Information provided →
# # # #

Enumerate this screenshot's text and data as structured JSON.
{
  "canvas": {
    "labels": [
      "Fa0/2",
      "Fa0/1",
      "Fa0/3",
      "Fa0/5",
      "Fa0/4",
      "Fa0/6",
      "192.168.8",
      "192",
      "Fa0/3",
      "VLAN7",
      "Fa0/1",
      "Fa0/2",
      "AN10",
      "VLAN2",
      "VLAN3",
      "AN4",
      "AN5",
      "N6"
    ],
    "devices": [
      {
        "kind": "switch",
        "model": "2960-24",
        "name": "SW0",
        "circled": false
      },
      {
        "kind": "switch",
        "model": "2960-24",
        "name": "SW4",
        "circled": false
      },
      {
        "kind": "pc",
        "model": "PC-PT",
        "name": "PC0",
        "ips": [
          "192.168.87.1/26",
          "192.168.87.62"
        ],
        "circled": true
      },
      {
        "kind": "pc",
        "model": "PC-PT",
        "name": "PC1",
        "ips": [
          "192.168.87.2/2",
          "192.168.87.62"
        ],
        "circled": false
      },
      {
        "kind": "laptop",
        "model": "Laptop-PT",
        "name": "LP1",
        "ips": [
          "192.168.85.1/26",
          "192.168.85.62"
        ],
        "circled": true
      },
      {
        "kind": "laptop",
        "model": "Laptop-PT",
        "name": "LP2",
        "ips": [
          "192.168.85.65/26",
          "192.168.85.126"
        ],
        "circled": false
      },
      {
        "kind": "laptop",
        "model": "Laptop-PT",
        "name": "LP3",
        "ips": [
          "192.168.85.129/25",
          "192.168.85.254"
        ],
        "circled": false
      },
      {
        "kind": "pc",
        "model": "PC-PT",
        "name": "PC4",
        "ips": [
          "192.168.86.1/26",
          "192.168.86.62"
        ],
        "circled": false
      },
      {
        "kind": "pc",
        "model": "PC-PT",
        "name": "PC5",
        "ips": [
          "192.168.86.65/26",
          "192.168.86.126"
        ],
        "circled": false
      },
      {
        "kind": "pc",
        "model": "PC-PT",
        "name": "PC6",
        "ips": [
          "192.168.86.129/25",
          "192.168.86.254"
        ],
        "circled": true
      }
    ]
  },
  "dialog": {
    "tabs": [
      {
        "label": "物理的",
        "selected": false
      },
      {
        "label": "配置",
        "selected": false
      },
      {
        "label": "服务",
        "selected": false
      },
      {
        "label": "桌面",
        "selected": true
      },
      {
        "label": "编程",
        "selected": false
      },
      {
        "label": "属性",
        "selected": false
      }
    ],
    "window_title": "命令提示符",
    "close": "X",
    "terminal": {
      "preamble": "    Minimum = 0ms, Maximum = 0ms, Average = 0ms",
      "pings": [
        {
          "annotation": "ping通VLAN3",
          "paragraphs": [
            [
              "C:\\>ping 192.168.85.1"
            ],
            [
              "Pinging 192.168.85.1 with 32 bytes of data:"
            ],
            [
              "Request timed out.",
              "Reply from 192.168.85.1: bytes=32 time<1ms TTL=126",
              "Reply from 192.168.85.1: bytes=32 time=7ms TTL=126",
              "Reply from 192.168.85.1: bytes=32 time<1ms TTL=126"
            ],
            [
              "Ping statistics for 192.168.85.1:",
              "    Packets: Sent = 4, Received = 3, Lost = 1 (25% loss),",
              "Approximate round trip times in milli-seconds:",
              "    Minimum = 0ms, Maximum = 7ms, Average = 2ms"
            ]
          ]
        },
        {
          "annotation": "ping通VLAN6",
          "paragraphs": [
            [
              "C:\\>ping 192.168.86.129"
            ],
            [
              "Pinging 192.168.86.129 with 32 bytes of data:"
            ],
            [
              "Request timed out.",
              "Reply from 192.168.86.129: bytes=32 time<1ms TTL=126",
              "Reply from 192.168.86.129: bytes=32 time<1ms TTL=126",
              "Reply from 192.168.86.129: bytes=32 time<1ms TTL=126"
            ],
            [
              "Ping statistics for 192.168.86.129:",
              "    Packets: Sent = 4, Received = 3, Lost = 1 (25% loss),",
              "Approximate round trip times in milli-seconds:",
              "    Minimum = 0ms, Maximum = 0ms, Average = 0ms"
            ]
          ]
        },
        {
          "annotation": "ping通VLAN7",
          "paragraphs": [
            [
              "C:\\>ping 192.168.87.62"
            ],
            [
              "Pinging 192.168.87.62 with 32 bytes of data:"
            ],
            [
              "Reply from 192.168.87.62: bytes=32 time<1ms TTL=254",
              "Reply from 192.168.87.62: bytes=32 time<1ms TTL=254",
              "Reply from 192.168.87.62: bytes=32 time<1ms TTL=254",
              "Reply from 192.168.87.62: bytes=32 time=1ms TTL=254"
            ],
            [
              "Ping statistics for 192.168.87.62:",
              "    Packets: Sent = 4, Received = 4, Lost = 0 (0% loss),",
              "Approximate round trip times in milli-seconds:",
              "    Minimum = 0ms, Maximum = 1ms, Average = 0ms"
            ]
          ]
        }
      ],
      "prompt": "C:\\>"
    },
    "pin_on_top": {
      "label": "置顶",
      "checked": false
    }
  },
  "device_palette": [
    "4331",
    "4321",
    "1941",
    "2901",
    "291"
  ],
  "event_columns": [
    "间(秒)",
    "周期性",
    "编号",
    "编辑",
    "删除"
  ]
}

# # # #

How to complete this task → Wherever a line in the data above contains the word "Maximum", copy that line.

Exercise response →
      "preamble": "    Minimum = 0ms, Maximum = 0ms, Average = 0ms",
              "    Minimum = 0ms, Maximum = 7ms, Average = 2ms"
              "    Minimum = 0ms, Maximum = 0ms, Average = 0ms"
              "    Minimum = 0ms, Maximum = 1ms, Average = 0ms"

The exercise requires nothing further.